18.1 Document Organization

It’s a good habit to establish a template for consistent document organization. For example, the following elements are convenient to group as “Front Matter” at the beginning of the document.

  1. clean-up R environment: rm(list = ls())
  2. packages, etc: library() and source() statements
  3. user-defined functions: function() { ... }
  4. source data intake: read_csv(), etc

18.2 Whitespace and New Lines

When to begin a new line. Long lines of code can be more challenging to read efficiently.

  • after ~80 characters Configure the RStudio IDE to display a reference line at 80 characters: RStudio >> Tools >> Global options >> Code >> Display >> “Show margin”
  • after chain operators (e.g. %>%, +)

Blank lines are useful to separate command sequences just as paragraphs are used to separate sentence sequences.

  • before and after a sequence of chained commands
  • before and after a group commands unified toward some goal

Comments are useful to include informative remarks about the code in plain language.

  • Entire commented lines should begin with # and one space before remarks

  • additional spacing can be used to align at the # in case of several end of line comments in close succession End of line comments appended to line of code: precede with two spaces, #, and then one space before remarks.

In-line spacing.

  • Spaces around all infix operators including =, +, -, <-, etc., with exception of :, ::
  • Always put a space after a comma, but never before
  • Place a space before left parentheses, except in a function call
  • Do not place spaces around code in parentheses or square brackets (unless there’s a comma, in which case see above).

Curly braces: { and }

  • { an opening curly brace should never go on its own line and should always be followed by a new line
  • } a closing curly brace should always go on its own line, unless it’s followed by else
  • Indent the code inside curly braces Use progressive indenting for nested curly braces.

18.3 Object naming

Naming can be suprisingly challenging.
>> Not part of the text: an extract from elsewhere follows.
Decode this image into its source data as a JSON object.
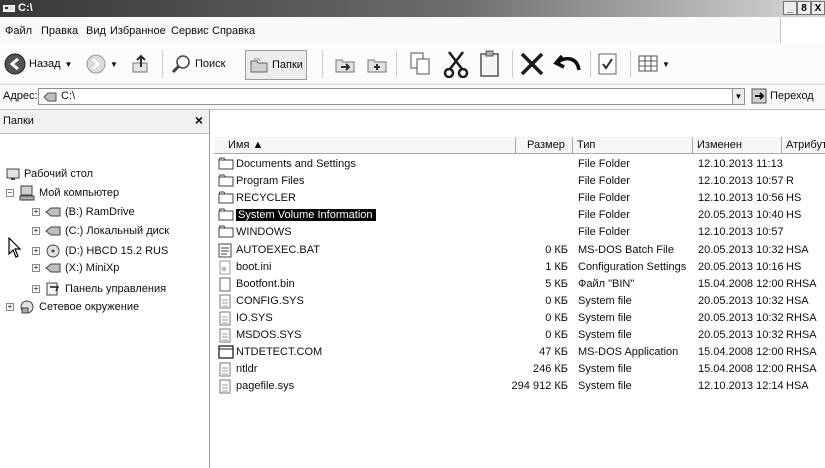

Prioritize names that represent intuitive meaning of the object, and then make the name short if possible.

  • Use a lowercase letter to begin variable, vector, and scalar names; Use a CAPITAL letter to begin data frame, list, array, and matrix names
  • Use CamelCase or Snake_case
  • It is also wise to avoid object names that coincide with popular functions (e.g. if you calculate a mean and store it as an object, name the object avg, NOT mean) Identical object names should never refer to fundamentally different objects at different places in the same code script
  • Always use <- assignment operator (not = for object assignment)

18.4 Other general suggestions.

Minimize nested syntax where possible:

  • Bad: Result <- select(filter(Data, condition), var1, var2)
  • Better: Result <- Data %>% filter(condition) %>% select(var1, var2)
  • Best:
    Result <- 
      Data %>%
      filter(condition) %>% 
      select(var1, var2)

Compound mutate and summarise statements should begin a new line after comma. For example:

Result <- 
  Data %>%
  group_by(category) %>%
  summarise(N = n(), 
            Average = mean(quantity), 
            StDev = sd(quantity))

Always preserve access to the uncorrected/raw source data. One should never modify, change, or overwrite the only accessible copy of the source data. Doing so inadvertantly is irresponsible and doing so intentionally is unethical.

18.5 Resources & additional code examples (including good and bad):